Back in the mid 1990s I was managing editor of Wired. Each month it was my job, working with Kevin Kelly and Louis Rossetto, to wrestle some huge idea to the ground (in the form of a long narrative, usually), give it a conceptual hook that made readers want to open the magazine, then imagine what that idea might look like on the cover of the magazine. In mid 1996 we alighted on what we thought was a very big idea – Microsoft, the champion of all software companies, was becoming a media company. If you did the math, it was clear as day. To bring the idea home we turned Gates into a media mogul, placing him on a raft in the middle of a pool, ostensibly somewhere in Beverly Hills, natch.
I convinced Denise Caruso, a dear friend and talented editor, to write the story (The story is here). We worked around the clock to bring this story home, and it was not without controversy – in fact, Bill Gates was so adamant that we had the story wrong, he came to our offices to disabuse us of the notion. (Louis, our editor in chief and CEO, was convinced the reason Gates hated our line of thinking was that media companies had terrible multiples on earnings, compared to software companies. If MSFT was seen as a media company, it’s stock would tumble.)
My, how times have changed. Now Microsoft says it’s being underestimated as a media company, and it plans to prove it. And that Wired story ten years ago rushed back to mind today as I read the stories about Microsoft’s ad ambitions. From the Seattle PI:
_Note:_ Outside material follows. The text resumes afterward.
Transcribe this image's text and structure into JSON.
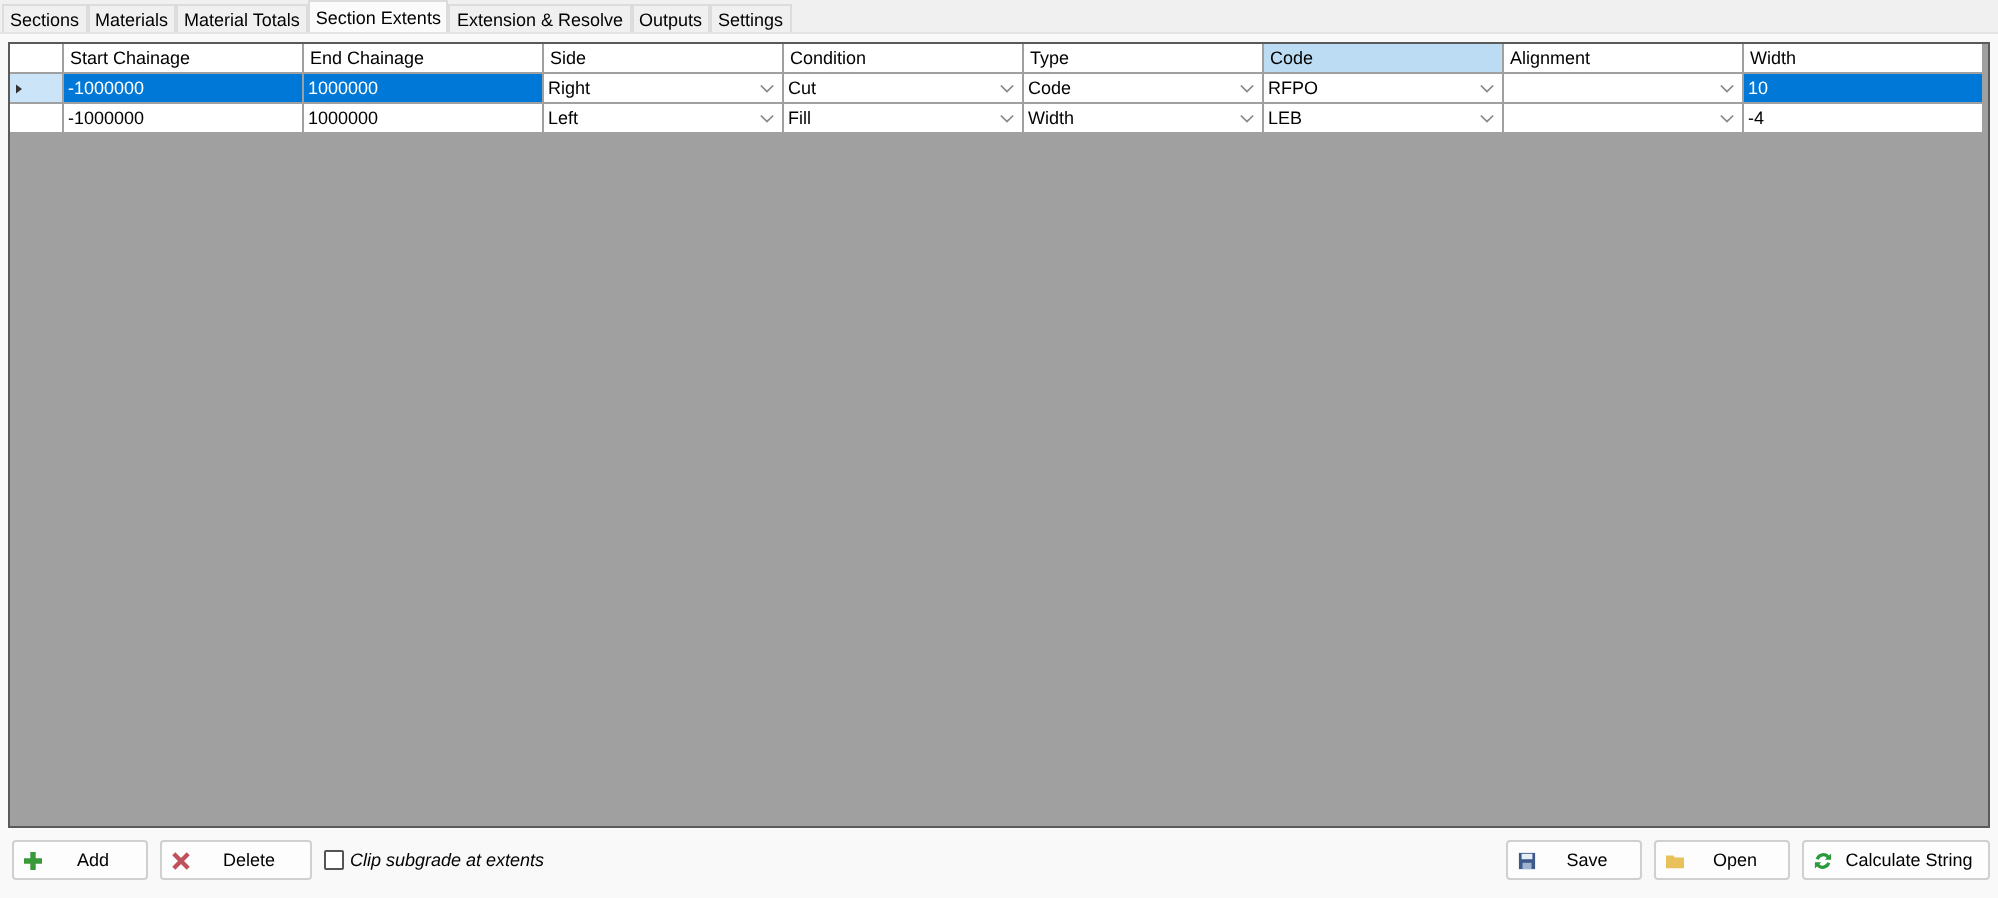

Microsoft Corp., trying to reshape its business through advertising revenue, made its pitch Wednesday to some of the world’s biggest advertisers. But the topic of Google was unavoidable — even for Bill Gates.
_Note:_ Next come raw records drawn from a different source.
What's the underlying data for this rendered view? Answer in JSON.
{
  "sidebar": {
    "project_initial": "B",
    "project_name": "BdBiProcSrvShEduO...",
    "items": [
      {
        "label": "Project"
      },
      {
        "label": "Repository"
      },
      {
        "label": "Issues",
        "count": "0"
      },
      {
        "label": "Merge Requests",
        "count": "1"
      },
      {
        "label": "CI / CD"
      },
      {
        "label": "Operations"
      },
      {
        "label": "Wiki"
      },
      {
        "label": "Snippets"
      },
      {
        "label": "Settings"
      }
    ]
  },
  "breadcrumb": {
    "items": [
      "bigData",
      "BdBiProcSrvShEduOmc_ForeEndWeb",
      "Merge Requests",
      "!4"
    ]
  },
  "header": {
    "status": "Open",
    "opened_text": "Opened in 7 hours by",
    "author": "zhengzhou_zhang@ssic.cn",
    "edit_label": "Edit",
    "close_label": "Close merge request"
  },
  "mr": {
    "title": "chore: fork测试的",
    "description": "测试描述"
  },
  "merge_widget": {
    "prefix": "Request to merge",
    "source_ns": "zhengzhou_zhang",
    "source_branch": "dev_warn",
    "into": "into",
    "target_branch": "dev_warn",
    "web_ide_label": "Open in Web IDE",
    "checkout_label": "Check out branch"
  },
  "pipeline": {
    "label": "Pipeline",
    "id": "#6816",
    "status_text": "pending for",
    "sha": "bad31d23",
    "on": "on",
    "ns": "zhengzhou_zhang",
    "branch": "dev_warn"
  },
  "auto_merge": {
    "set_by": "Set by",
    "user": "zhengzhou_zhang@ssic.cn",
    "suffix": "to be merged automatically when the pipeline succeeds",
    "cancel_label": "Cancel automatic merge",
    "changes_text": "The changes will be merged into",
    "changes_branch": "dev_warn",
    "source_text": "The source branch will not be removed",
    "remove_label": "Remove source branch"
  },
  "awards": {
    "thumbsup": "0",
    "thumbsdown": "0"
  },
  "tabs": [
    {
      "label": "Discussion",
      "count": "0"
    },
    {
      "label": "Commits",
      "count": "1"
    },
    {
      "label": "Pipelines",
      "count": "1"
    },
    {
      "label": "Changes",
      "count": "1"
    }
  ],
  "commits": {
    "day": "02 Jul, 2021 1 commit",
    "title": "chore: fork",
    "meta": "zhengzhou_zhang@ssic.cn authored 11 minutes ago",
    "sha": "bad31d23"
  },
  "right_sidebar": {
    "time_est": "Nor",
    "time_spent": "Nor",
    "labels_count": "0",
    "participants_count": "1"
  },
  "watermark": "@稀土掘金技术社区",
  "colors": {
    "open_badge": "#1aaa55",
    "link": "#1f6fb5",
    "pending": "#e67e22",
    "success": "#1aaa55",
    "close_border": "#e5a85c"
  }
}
“They’ve done a great job on their search, and what they’ve done with advertising,” the Microsoft chairman acknowledged in response to a question from ad exec and TV host Donny Deutsch. But Microsoft, he said, “will keep them honest in the sense of being able to be better at a number of those things.”
“I think this is a rare case where we’re being underestimated,” he added. That was the underlying message from Gates and other Microsoft executives on the opening day of the MSN Strategic Account Summit, attended by hundreds of representatives of major ad agencies and well-known advertisers such as Target, Nike, Procter & Gamble and Johnson & Johnson.